Small Modular Nuclear Reactors (SMRs) are getting a second life through a large investment by little know U.S. based Fluor, a big engineering and construction company. NuScale Power in Corvalis, Oregon was the beneficiary of the $30 million investment. NuScale Power designs SMRs and is aiming to have its first reactor up and running by 2020. The money will allow them to continue their licensing effort with the U.S. Nuclear Regulatory Commission. As opposed to traditional reactors that produce over 1,000 megawatts, SMRs produce around 40 megawatts.
Whether the nuclear industry, beset by a plethora of obstacles in its path toward revival, will once again become a growth industry is uncertain. Aside from the recent safety concerns brought about by the Fukushima accident, nuclear plants are troubled by long construction time frames, extremely high start-up costs, and myriad regulatory barriers. In addition, an energy market with plentiful cheap coal and increasing amounts of cheap natural gas does not make it easy for nuclear power to be cost competitive.

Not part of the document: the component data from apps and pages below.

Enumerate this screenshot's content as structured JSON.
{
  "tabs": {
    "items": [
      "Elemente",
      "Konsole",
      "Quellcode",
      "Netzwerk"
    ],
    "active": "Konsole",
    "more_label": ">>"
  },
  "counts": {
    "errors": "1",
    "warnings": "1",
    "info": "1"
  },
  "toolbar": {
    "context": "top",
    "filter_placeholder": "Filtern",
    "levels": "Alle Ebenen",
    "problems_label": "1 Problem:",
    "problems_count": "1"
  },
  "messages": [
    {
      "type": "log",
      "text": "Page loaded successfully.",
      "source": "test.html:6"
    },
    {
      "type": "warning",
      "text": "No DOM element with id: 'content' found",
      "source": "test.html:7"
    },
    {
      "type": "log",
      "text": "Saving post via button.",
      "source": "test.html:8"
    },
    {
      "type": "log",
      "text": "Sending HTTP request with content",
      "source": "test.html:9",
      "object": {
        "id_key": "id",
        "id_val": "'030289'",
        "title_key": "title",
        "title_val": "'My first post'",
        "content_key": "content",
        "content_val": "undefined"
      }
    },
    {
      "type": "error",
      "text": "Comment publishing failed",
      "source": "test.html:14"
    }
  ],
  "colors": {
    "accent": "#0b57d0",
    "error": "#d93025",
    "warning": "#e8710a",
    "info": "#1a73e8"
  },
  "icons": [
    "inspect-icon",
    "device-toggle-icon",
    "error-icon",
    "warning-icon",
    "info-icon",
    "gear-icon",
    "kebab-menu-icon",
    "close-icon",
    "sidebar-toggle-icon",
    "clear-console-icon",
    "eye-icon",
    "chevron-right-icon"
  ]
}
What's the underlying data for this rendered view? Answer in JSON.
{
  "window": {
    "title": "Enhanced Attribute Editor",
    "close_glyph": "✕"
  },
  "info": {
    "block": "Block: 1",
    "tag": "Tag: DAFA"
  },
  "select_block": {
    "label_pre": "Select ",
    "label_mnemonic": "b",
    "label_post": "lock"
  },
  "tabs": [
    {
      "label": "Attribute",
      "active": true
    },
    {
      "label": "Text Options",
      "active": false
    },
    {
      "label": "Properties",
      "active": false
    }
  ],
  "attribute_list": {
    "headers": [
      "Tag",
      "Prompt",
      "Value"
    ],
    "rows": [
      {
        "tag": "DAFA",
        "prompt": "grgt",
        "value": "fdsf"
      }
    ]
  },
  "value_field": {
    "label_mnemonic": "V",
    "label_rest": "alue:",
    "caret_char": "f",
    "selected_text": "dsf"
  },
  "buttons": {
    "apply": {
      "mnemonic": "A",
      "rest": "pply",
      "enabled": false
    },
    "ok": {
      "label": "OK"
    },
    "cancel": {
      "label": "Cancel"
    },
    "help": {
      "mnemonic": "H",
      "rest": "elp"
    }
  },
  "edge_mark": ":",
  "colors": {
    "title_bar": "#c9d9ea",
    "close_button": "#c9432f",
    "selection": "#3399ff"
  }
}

For proponents of nuclear power, an investment in the technology for these small, less expensive reactors may be a sign of faith in and viability of the industry. Modular reactors are made at a manufacturing site and brought to the power plant location already built and ready for installation. This makes it possible to reduce on-site construction, increase containment efficiency, and heighten nuclear fuel security. Bechtel and Babcock & Wilcox also recently announced a partnership with the Tennessee Valley Authority to work toward building six small mPower reactors.